TRY IT
Leave the images behind and copy every record exactly.

(Beginning of DATA TO USE)

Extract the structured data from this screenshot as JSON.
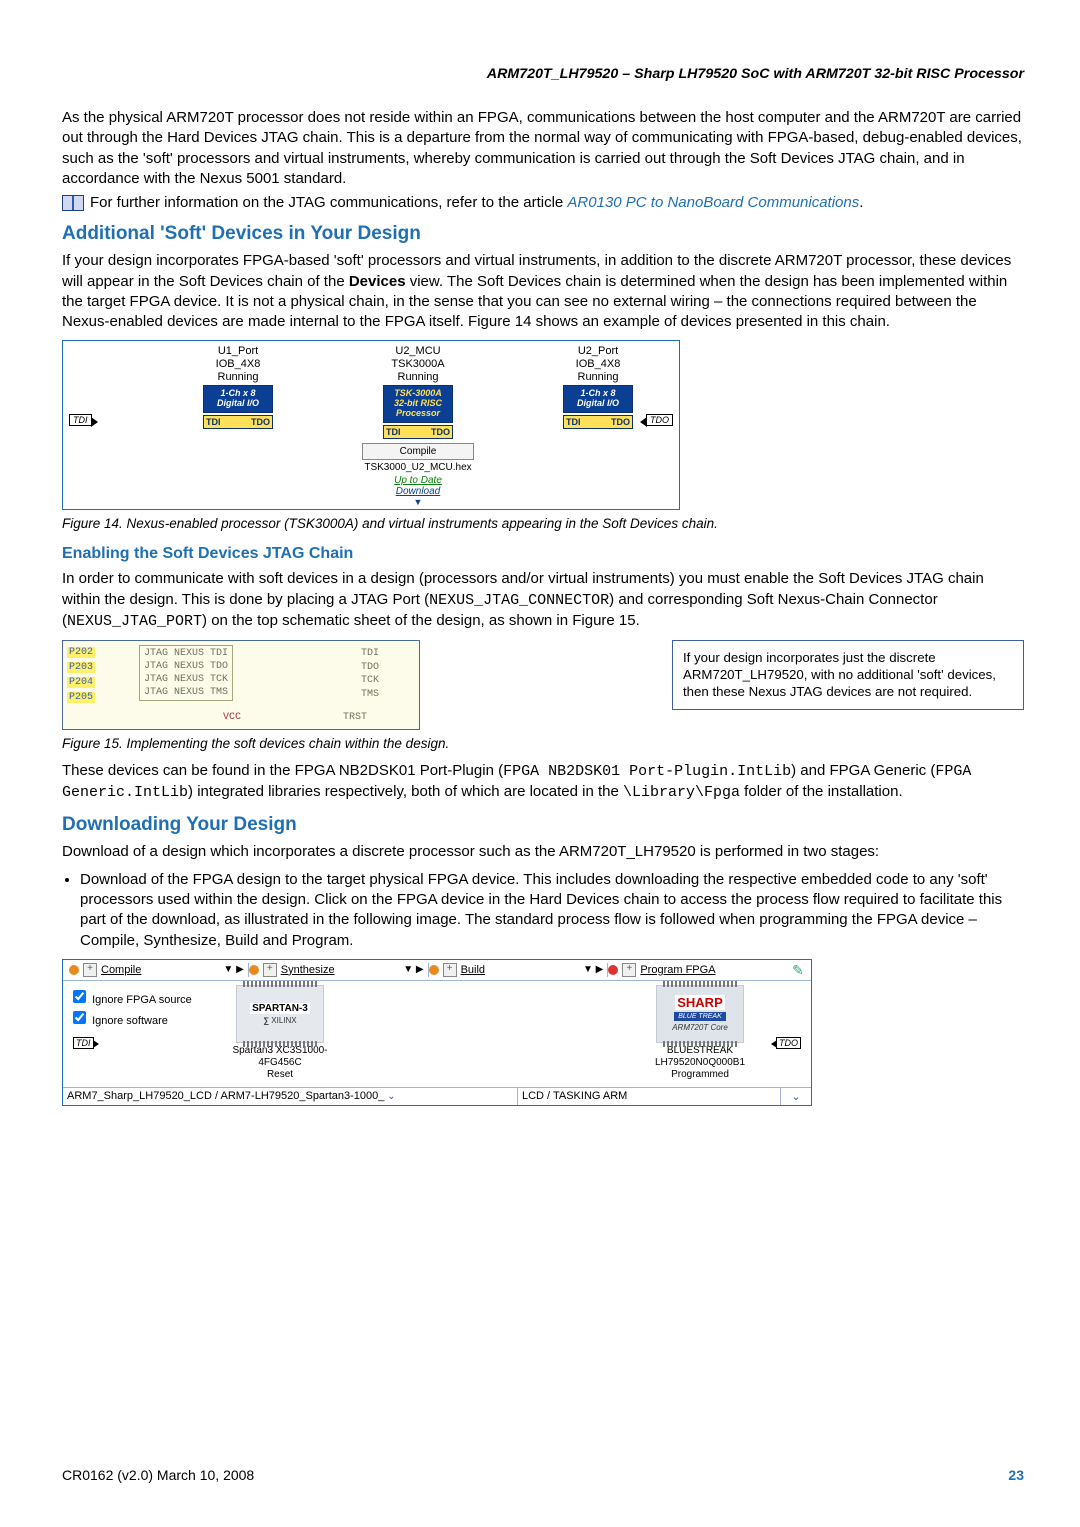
{
  "header": {
    "title": "ARM720T_LH79520 – Sharp LH79520 SoC with ARM720T 32-bit RISC Processor"
  },
  "para": {
    "p1": "As the physical ARM720T processor does not reside within an FPGA, communications between the host computer and the ARM720T are carried out through the Hard Devices JTAG chain. This is a departure from the normal way of communicating with FPGA-based, debug-enabled devices, such as the 'soft' processors and virtual instruments, whereby communication is carried out through the Soft Devices JTAG chain, and in accordance with the Nexus 5001 standard.",
    "p2_pre": "For further information on the JTAG communications, refer to the article ",
    "p2_link": "AR0130 PC to NanoBoard Communications",
    "p2_post": "."
  },
  "h_soft": "Additional 'Soft' Devices in Your Design",
  "para2": {
    "a": "If your design incorporates FPGA-based 'soft' processors and virtual instruments, in addition to the discrete ARM720T processor, these devices will appear in the Soft Devices chain of the ",
    "b": "Devices",
    "c": " view. The Soft Devices chain is determined when the design has been implemented within the target FPGA device. It is not a physical chain, in the sense that you can see no external wiring – the connections required between the Nexus-enabled devices are made internal to the FPGA itself. Figure 14 shows an example of devices presented in this chain."
  },
  "fig14": {
    "tdi": "TDI",
    "tdo": "TDO",
    "d1": {
      "l1": "U1_Port",
      "l2": "IOB_4X8",
      "l3": "Running",
      "chip1": "1-Ch x 8",
      "chip2": "Digital I/O",
      "ti": "TDI",
      "to": "TDO"
    },
    "d2": {
      "l1": "U2_MCU",
      "l2": "TSK3000A",
      "l3": "Running",
      "chip1": "TSK-3000A",
      "chip2": "32-bit RISC",
      "chip3": "Processor",
      "ti": "TDI",
      "to": "TDO",
      "compile": "Compile",
      "hex": "TSK3000_U2_MCU.hex",
      "upd": "Up to Date",
      "dl": "Download"
    },
    "d3": {
      "l1": "U2_Port",
      "l2": "IOB_4X8",
      "l3": "Running",
      "chip1": "1-Ch x 8",
      "chip2": "Digital I/O",
      "ti": "TDI",
      "to": "TDO"
    }
  },
  "cap14": "Figure 14. Nexus-enabled processor (TSK3000A) and virtual instruments appearing in the Soft Devices chain.",
  "h_enable": "Enabling the Soft Devices JTAG Chain",
  "para3": {
    "a": "In order to communicate with soft devices in a design (processors and/or virtual instruments) you must enable the Soft Devices JTAG chain within the design. This is done by placing a JTAG Port (",
    "b": "NEXUS_JTAG_CONNECTOR",
    "c": ") and corresponding Soft Nexus-Chain Connector (",
    "d": "NEXUS_JTAG_PORT",
    "e": ") on the top schematic sheet of the design, as shown in Figure 15."
  },
  "fig15": {
    "ports": [
      "P202",
      "P203",
      "P204",
      "P205"
    ],
    "wires": [
      "JTAG NEXUS TDI",
      "JTAG NEXUS TDO",
      "JTAG NEXUS TCK",
      "JTAG NEXUS TMS"
    ],
    "rhs": [
      "TDI",
      "TDO",
      "TCK",
      "TMS"
    ],
    "vcc": "VCC",
    "trst": "TRST"
  },
  "note": "If your design incorporates just the discrete ARM720T_LH79520, with no additional 'soft' devices, then these Nexus JTAG devices are not required.",
  "cap15": "Figure 15. Implementing the soft devices chain within the design.",
  "para4": {
    "a": "These devices can be found in the FPGA NB2DSK01 Port-Plugin (",
    "b": "FPGA NB2DSK01 Port-Plugin.IntLib",
    "c": ") and FPGA Generic (",
    "d": "FPGA Generic.IntLib",
    "e": ") integrated libraries respectively, both of which are located in the ",
    "f": "\\Library\\Fpga",
    "g": " folder of the installation."
  },
  "h_download": "Downloading Your Design",
  "para5": "Download of a design which incorporates a discrete processor such as the ARM720T_LH79520 is performed in two stages:",
  "bullet1": "Download of the FPGA design to the target physical FPGA device. This includes downloading the respective embedded code to any 'soft' processors used within the design. Click on the FPGA device in the Hard Devices chain to access the process flow required to facilitate this part of the download, as illustrated in the following image. The standard process flow is followed when programming the FPGA device – Compile, Synthesize, Build and Program.",
  "fig16": {
    "stages": [
      "Compile",
      "Synthesize",
      "Build",
      "Program FPGA"
    ],
    "checks": [
      "Ignore FPGA source",
      "Ignore software"
    ],
    "tdi": "TDI",
    "tdo": "TDO",
    "card1": {
      "brand": "SPARTAN-3",
      "sub": "XILINX",
      "label": "Spartan3 XC3S1000-4FG456C",
      "status": "Reset"
    },
    "card2": {
      "brand": "SHARP",
      "bs": "BLUE   TREAK",
      "core": "ARM720T Core",
      "label": "BLUESTREAK LH79520N0Q000B1",
      "status": "Programmed"
    },
    "row1": "ARM7_Sharp_LH79520_LCD / ARM7-LH79520_Spartan3-1000_",
    "row2": "LCD / TASKING ARM"
  },
  "footer": {
    "left": "CR0162 (v2.0) March 10, 2008",
    "page": "23"
  }
}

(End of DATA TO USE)

EXERCISE SOLUTION
Extract the structured data from this screenshot as JSON.
{
  "header": {
    "title": "ARM720T_LH79520 – Sharp LH79520 SoC with ARM720T 32-bit RISC Processor"
  },
  "para": {
    "p1": "As the physical ARM720T processor does not reside within an FPGA, communications between the host computer and the ARM720T are carried out through the Hard Devices JTAG chain. This is a departure from the normal way of communicating with FPGA-based, debug-enabled devices, such as the 'soft' processors and virtual instruments, whereby communication is carried out through the Soft Devices JTAG chain, and in accordance with the Nexus 5001 standard.",
    "p2_pre": "For further information on the JTAG communications, refer to the article ",
    "p2_link": "AR0130 PC to NanoBoard Communications",
    "p2_post": "."
  },
  "h_soft": "Additional 'Soft' Devices in Your Design",
  "para2": {
    "a": "If your design incorporates FPGA-based 'soft' processors and virtual instruments, in addition to the discrete ARM720T processor, these devices will appear in the Soft Devices chain of the ",
    "b": "Devices",
    "c": " view. The Soft Devices chain is determined when the design has been implemented within the target FPGA device. It is not a physical chain, in the sense that you can see no external wiring – the connections required between the Nexus-enabled devices are made internal to the FPGA itself. Figure 14 shows an example of devices presented in this chain."
  },
  "fig14": {
    "tdi": "TDI",
    "tdo": "TDO",
    "d1": {
      "l1": "U1_Port",
      "l2": "IOB_4X8",
      "l3": "Running",
      "chip1": "1-Ch x 8",
      "chip2": "Digital I/O",
      "ti": "TDI",
      "to": "TDO"
    },
    "d2": {
      "l1": "U2_MCU",
      "l2": "TSK3000A",
      "l3": "Running",
      "chip1": "TSK-3000A",
      "chip2": "32-bit RISC",
      "chip3": "Processor",
      "ti": "TDI",
      "to": "TDO",
      "compile": "Compile",
      "hex": "TSK3000_U2_MCU.hex",
      "upd": "Up to Date",
      "dl": "Download"
    },
    "d3": {
      "l1": "U2_Port",
      "l2": "IOB_4X8",
      "l3": "Running",
      "chip1": "1-Ch x 8",
      "chip2": "Digital I/O",
      "ti": "TDI",
      "to": "TDO"
    }
  },
  "cap14": "Figure 14. Nexus-enabled processor (TSK3000A) and virtual instruments appearing in the Soft Devices chain.",
  "h_enable": "Enabling the Soft Devices JTAG Chain",
  "para3": {
    "a": "In order to communicate with soft devices in a design (processors and/or virtual instruments) you must enable the Soft Devices JTAG chain within the design. This is done by placing a JTAG Port (",
    "b": "NEXUS_JTAG_CONNECTOR",
    "c": ") and corresponding Soft Nexus-Chain Connector (",
    "d": "NEXUS_JTAG_PORT",
    "e": ") on the top schematic sheet of the design, as shown in Figure 15."
  },
  "fig15": {
    "ports": [
      "P202",
      "P203",
      "P204",
      "P205"
    ],
    "wires": [
      "JTAG NEXUS TDI",
      "JTAG NEXUS TDO",
      "JTAG NEXUS TCK",
      "JTAG NEXUS TMS"
    ],
    "rhs": [
      "TDI",
      "TDO",
      "TCK",
      "TMS"
    ],
    "vcc": "VCC",
    "trst": "TRST"
  },
  "note": "If your design incorporates just the discrete ARM720T_LH79520, with no additional 'soft' devices, then these Nexus JTAG devices are not required.",
  "cap15": "Figure 15. Implementing the soft devices chain within the design.",
  "para4": {
    "a": "These devices can be found in the FPGA NB2DSK01 Port-Plugin (",
    "b": "FPGA NB2DSK01 Port-Plugin.IntLib",
    "c": ") and FPGA Generic (",
    "d": "FPGA Generic.IntLib",
    "e": ") integrated libraries respectively, both of which are located in the ",
    "f": "\\Library\\Fpga",
    "g": " folder of the installation."
  },
  "h_download": "Downloading Your Design",
  "para5": "Download of a design which incorporates a discrete processor such as the ARM720T_LH79520 is performed in two stages:",
  "bullet1": "Download of the FPGA design to the target physical FPGA device. This includes downloading the respective embedded code to any 'soft' processors used within the design. Click on the FPGA device in the Hard Devices chain to access the process flow required to facilitate this part of the download, as illustrated in the following image. The standard process flow is followed when programming the FPGA device – Compile, Synthesize, Build and Program.",
  "fig16": {
    "stages": [
      "Compile",
      "Synthesize",
      "Build",
      "Program FPGA"
    ],
    "checks": [
      "Ignore FPGA source",
      "Ignore software"
    ],
    "tdi": "TDI",
    "tdo": "TDO",
    "card1": {
      "brand": "SPARTAN-3",
      "sub": "XILINX",
      "label": "Spartan3 XC3S1000-4FG456C",
      "status": "Reset"
    },
    "card2": {
      "brand": "SHARP",
      "bs": "BLUE   TREAK",
      "core": "ARM720T Core",
      "label": "BLUESTREAK LH79520N0Q000B1",
      "status": "Programmed"
    },
    "row1": "ARM7_Sharp_LH79520_LCD / ARM7-LH79520_Spartan3-1000_",
    "row2": "LCD / TASKING ARM"
  },
  "footer": {
    "left": "CR0162 (v2.0) March 10, 2008",
    "page": "23"
  }
}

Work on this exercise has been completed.